  • Scotland: A new Scottish Government legislation is seeking views from the public - The consultation seeks to gather public opinion about the delivery of healthcare support to pupils who need support as a result of a long-term condition. New guidance has been developed in partnership with a range of key stakeholders including representatives from education and health services, specific healthcare organisations, and parents and carers.  The guidance is intended to act as a guide which should be considered as part of policy development by schools and NHS Boards but will also be of interest to children, young people and parents/carers. The consultation closes on 24 April 2017 and you can take part here.

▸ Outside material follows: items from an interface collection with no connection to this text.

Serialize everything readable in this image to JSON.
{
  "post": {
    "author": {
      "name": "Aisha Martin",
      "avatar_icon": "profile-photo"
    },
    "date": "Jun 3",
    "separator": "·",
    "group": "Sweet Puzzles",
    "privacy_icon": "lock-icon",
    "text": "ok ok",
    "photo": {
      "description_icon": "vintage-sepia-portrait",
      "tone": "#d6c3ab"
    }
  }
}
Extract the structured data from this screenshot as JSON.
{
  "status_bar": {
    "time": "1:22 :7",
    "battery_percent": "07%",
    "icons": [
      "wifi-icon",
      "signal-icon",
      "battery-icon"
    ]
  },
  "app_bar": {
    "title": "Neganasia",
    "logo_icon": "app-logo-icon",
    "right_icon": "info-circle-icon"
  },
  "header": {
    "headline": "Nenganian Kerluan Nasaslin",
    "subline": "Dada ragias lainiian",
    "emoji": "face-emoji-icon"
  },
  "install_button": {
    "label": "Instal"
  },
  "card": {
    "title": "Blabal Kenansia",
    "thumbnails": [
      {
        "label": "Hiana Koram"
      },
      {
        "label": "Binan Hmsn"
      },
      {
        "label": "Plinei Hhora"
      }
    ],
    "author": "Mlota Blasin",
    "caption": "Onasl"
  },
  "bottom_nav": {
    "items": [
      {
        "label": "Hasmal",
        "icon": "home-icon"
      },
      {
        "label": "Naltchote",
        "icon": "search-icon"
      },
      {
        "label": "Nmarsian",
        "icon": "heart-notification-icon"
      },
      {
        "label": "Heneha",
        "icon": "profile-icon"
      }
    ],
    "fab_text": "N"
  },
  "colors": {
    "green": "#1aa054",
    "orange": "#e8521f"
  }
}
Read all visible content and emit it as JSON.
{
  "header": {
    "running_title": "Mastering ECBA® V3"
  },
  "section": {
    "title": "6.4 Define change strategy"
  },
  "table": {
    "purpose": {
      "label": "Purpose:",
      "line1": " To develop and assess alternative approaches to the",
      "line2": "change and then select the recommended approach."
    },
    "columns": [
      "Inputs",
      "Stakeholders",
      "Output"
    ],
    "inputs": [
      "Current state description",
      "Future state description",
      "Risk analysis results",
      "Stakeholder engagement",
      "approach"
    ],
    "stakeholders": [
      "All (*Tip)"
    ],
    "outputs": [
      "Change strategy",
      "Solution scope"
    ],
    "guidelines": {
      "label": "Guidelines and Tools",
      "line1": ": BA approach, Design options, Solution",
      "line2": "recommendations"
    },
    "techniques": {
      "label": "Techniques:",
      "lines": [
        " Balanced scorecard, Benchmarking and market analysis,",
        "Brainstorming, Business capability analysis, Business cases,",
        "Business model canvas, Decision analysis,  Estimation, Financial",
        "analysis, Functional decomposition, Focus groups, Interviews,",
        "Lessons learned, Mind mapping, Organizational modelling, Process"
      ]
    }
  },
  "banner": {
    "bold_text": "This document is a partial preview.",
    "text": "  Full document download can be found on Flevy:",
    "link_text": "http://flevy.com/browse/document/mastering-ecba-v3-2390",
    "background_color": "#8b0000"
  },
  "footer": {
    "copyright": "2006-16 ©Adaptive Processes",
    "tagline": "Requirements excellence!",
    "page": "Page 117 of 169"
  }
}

  • Scotland: Benefits payout study -The Scottish Government will soon become responsible for some of the benefits currently taken care of by the Department for Work and Pensions (DWP). They want to work with people who have recent experience of benefits currently paid out by DWP so they can design a new social security system with – and for – the people of Scotland. Take part here.

  • Nationwide: Pregnancy with IBD Research - Researchers at Southmead Hospital in Bristol would like to investigate an intervention to improve medication adherence in pregnancy for women living with IBD which will include face to face consultation and text messages that inform women about the benefits of taking medication. They will then undertake a trial which will take place in two hospitals over the first eighteen months to ensure it runs smoothly, then it will continue across six hospitals for a further three and a half years and include 334 women (167 will get the intervention and 167 will get standard care). Finally, they will examine whether women in the intervention programme take their medication more regularly throughout pregnancy and up to 6 weeks after giving birth. Please complete this quick survey to let the research team know what you think https://www.surveymonkey.co.uk/r/6LLWNK7

  • Wales - The public have been asked for their views on health and social care as part of a review led by the Welsh Government - the review looks at ways of meeting need for health and care services, as well as expectations of what these services should provide. An online survey includes ten questions people can answer. Dr Ruth Hussey, Chair of the Review, said: 'We want our review to be founded on evidence and on the experiences and understanding of those people who use health and social care services in Wales, as well as those who deliver services. Public involvement is central to that process.'